Ratio test

Let \( \sum_{n=m}^{\infty}a_n \) be a series of non-zero numbers.

  • If \( \limsup_{n \rightarrow \infty} \frac{|a_{n+1}| }{|a_n|} < 1 \), then the series \( \sum_{n=m}^{\infty}a_n \) is absolutely convergent (hence conditionally convergent).
  • If \( \limsup_{n \rightarrow \infty} \frac{|a_{n+1}| }{|a_n|} > 1 \), then the series \( \sum_{n=m}^{\infty}a_n \) is not conditionally convergent (hence not absolutely convergent).
  • Otherwise, we cannot assert any conclusion.
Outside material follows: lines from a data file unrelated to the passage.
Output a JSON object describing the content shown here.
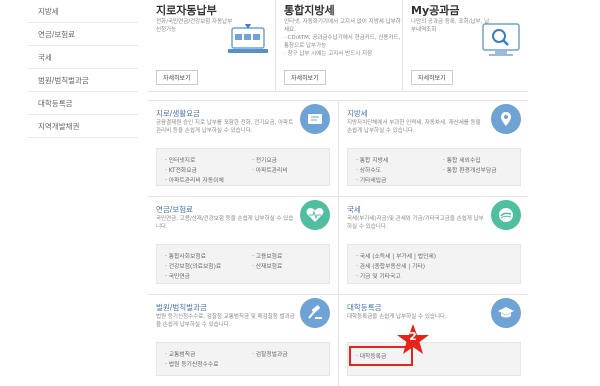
{
  "sidebar": {
    "items": [
      {
        "label": "지방세"
      },
      {
        "label": "연금/보험료"
      },
      {
        "label": "국세"
      },
      {
        "label": "범원/범칙벌과금"
      },
      {
        "label": "대학등록금"
      },
      {
        "label": "지역개발채권"
      }
    ]
  },
  "top_cards": [
    {
      "title": "지로자동납부",
      "desc": "전화/국민연금/건강보험 자동납부 신청가능",
      "button": "자세히보기"
    },
    {
      "title": "통합지방세",
      "desc": "인터넷, 자동화기기에서 고지서 없이 지방세 납부하세요.\n· CD/ATM, 공과금수납기에서 현금카드, 신용카드, 통장으로 납부가능\n· 창구 납부 시에는 고지서 반드시 지참",
      "button": "자세히보기"
    },
    {
      "title": "My공과금",
      "desc": "나만의 공과금 등록, 조회/납부, 납부내역조회",
      "button": "자세히보기"
    }
  ],
  "categories": [
    {
      "title": "지로/생활요금",
      "desc": "금융결제원 승인 지로 납부를 포함한 전화, 전기요금, 아파트관리비 등을 손쉽게 납부하실 수 있습니다.",
      "items": [
        "인터넷지로",
        "전기요금",
        "KT전화요금",
        "아파트관리비",
        "아파트관리비 자동이체"
      ]
    },
    {
      "title": "지방세",
      "desc": "지방자치단체에서 부과한 인력세, 자동차세, 재산세를 등을 손쉽게 납부하실 수 있습니다.",
      "items": [
        "통합 지방세",
        "통합 세외수입",
        "상하수도",
        "통합 환경개선부담금",
        "기타세입금"
      ]
    },
    {
      "title": "연금/보험료",
      "desc": "국민연금, 고용/산재/건강보험 등을 손쉽게 납부하실 수 있습니다.",
      "items": [
        "통합사회보험료",
        "고용보험료",
        "건강보험(의료보험)료",
        "산재보험료",
        "국민연금"
      ]
    },
    {
      "title": "국세",
      "desc": "국세(부가세)자금)및 관세와 기금/기타국고금을 손쉽게 납부하실 수 있습니다.",
      "items": [
        "국세 (소득세 | 부가세 | 법인세)",
        "관세 (종합부동산세 | 기타)",
        "기금 및 기타국고"
      ]
    },
    {
      "title": "벌원/범칙벌과금",
      "desc": "법원 등기신청수수료, 검찰청 교통범칙금 및 매검찰청 벌과금을 손쉽게 납부하실 수 있습니다.",
      "items": [
        "교통범칙금",
        "검찰청벌과금",
        "법원 등기신청수수료"
      ]
    },
    {
      "title": "대학등록금",
      "desc": "대학등록금을 손쉽게 납부하실 수 있습니다.",
      "items": [
        "대학등록금"
      ]
    }
  ],
  "annotation": {
    "number": "2"
  },
  "colors": {
    "accent": "#4a73b6",
    "icon_blue": "#6fa3d6",
    "icon_green": "#4fbf9f",
    "annotation_red": "#e5241b"
  }
}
The non-zero requirement is needed to avoid a division by zero.


Tao proves this result using the Root Test along with a lemma. However, for understanding and remembering the Ratio Test, I think it is best described in terms of the behaviour of the geometric series.

For a geometric series, \( \sum_{n=m}^{\infty} a_n = \sum_{n=m}^{\infty} r^{n} = r^m + r^{m+1} + r^{m+2} ... \), we know that it converges absolutely if \( r < 1 \) and diverges otherwise.

This criteria can be rephrased using the ratio between the terms: \( \frac{a_{n+1}}{a_n} = r < 1 \) implies that the series converges (and diverges otherwise). If we extend this intuition to all series, we have the ratio test.